Go through the records and copy each line where the word "address" occurs.

Excerpts from an interface dataset:
※

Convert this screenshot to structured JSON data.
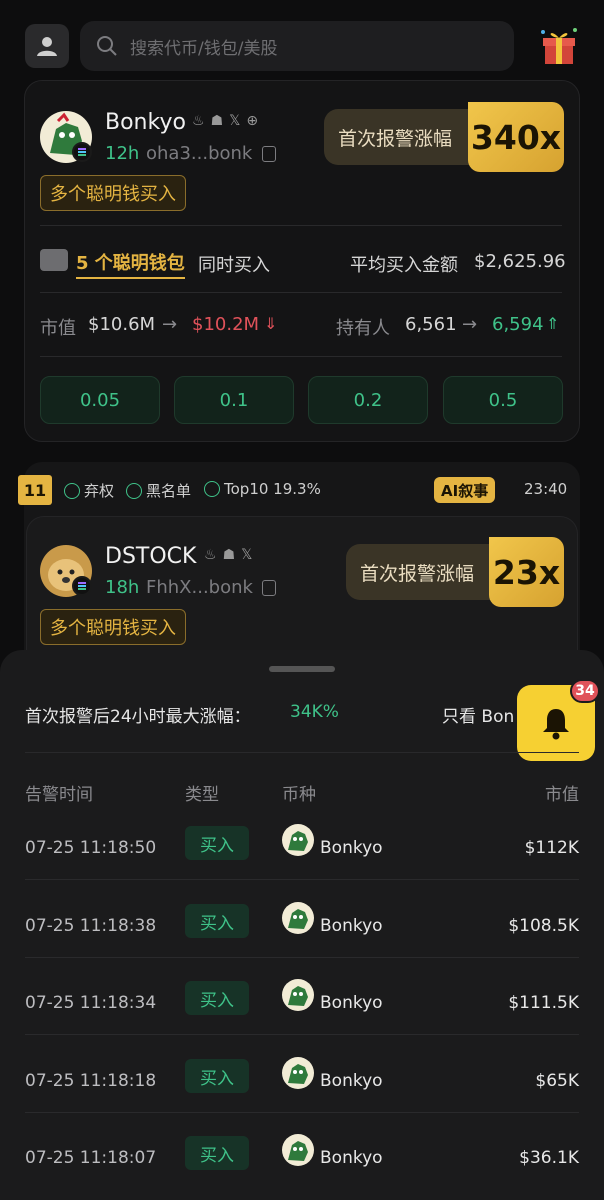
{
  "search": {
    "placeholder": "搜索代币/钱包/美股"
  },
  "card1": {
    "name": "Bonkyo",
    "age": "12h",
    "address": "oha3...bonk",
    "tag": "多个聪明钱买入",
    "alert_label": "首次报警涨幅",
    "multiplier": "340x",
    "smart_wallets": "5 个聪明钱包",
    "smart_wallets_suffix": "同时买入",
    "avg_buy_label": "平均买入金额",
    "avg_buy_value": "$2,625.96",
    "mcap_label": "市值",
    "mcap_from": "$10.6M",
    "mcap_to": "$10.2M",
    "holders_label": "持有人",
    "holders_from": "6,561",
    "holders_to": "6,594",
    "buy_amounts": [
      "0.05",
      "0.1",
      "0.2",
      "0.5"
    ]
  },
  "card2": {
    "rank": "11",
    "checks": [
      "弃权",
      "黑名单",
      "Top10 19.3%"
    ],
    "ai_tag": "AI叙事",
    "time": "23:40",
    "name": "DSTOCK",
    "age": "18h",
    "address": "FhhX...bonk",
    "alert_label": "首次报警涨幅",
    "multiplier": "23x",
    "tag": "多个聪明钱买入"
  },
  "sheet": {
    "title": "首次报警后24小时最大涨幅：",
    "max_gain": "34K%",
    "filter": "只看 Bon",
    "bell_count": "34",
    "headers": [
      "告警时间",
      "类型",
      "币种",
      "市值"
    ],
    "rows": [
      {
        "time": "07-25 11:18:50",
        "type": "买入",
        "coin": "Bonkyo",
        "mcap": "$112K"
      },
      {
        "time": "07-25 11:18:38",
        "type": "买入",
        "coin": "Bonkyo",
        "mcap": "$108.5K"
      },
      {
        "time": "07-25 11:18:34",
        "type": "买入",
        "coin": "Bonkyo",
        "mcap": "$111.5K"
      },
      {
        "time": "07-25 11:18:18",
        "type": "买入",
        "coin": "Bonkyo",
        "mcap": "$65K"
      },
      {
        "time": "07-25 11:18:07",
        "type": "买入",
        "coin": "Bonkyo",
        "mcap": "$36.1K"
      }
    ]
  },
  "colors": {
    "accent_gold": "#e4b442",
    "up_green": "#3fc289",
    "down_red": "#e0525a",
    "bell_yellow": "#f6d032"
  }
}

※

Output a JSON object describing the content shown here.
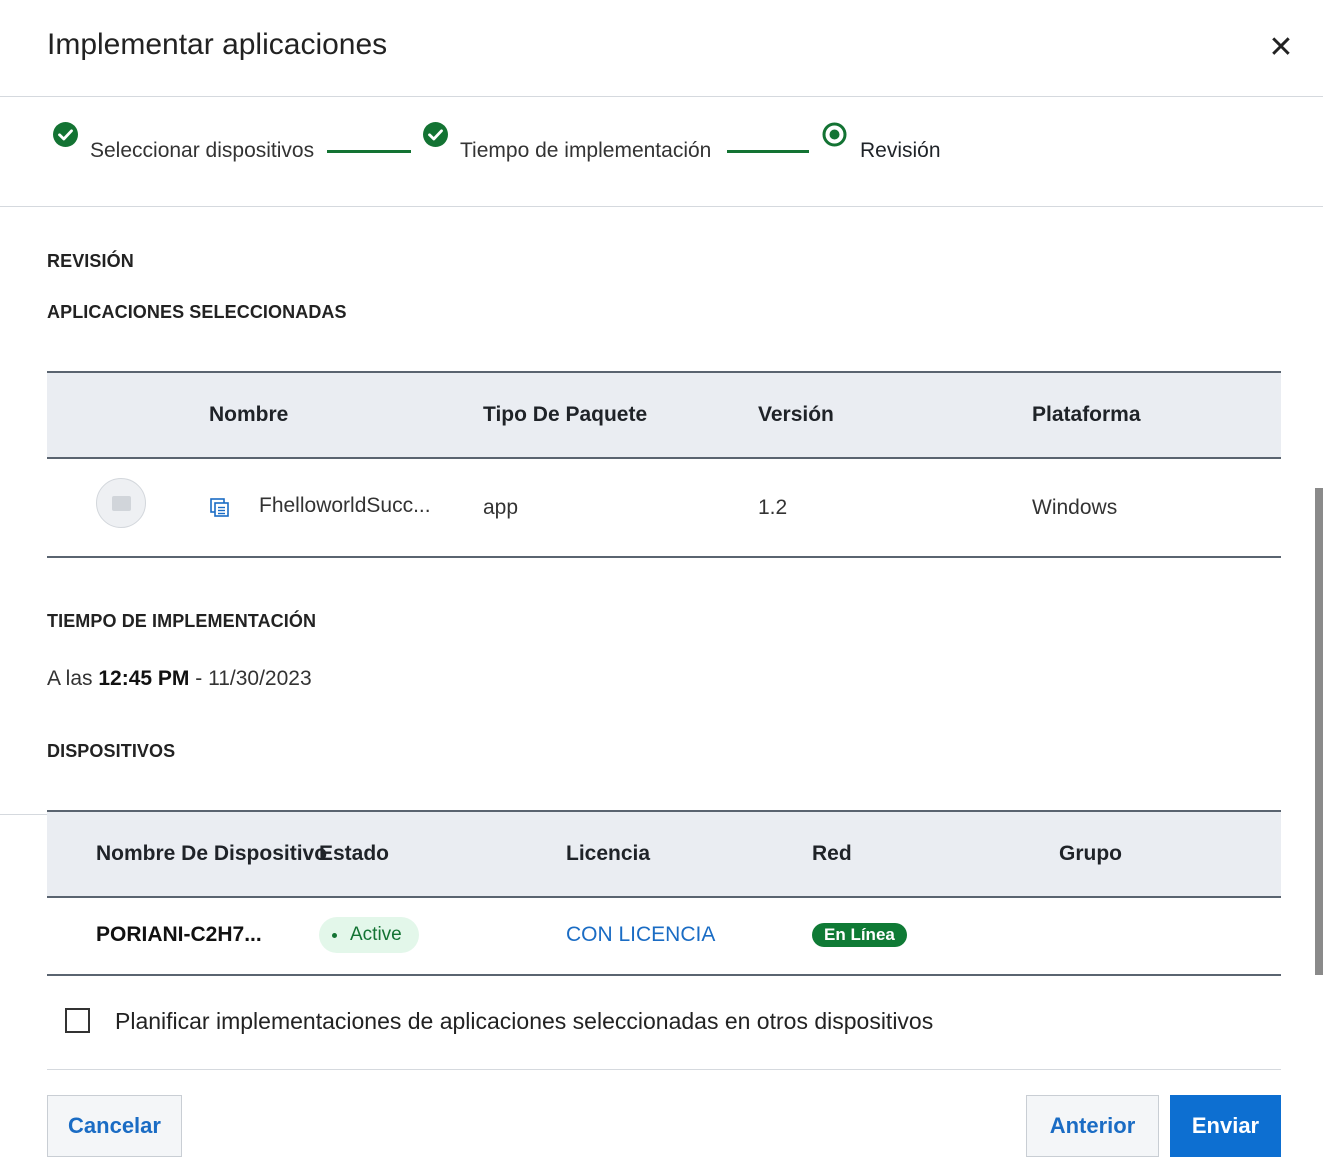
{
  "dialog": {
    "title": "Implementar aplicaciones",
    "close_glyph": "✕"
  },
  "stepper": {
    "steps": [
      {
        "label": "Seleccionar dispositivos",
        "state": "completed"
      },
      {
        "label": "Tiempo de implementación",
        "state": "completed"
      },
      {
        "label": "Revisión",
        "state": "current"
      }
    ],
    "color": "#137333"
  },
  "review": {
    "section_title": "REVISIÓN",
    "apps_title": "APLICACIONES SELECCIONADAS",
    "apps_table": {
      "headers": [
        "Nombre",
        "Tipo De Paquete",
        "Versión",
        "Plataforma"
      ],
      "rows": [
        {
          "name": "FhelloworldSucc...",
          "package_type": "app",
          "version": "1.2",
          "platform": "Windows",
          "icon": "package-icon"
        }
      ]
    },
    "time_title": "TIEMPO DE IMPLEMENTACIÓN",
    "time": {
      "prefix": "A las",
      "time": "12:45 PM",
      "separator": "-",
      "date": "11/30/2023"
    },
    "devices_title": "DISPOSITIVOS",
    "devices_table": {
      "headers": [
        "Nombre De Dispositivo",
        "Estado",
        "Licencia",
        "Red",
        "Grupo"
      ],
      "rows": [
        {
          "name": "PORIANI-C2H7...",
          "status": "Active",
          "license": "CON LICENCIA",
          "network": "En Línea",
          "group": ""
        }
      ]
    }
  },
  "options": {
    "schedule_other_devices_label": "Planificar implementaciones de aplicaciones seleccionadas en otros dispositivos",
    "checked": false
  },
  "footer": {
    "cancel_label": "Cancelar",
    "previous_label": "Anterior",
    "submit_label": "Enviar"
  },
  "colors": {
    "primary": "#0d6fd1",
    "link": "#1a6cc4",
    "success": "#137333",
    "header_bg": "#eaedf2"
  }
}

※

### Response below
    "address": "oha3...bonk",
    "address": "FhhX...bonk",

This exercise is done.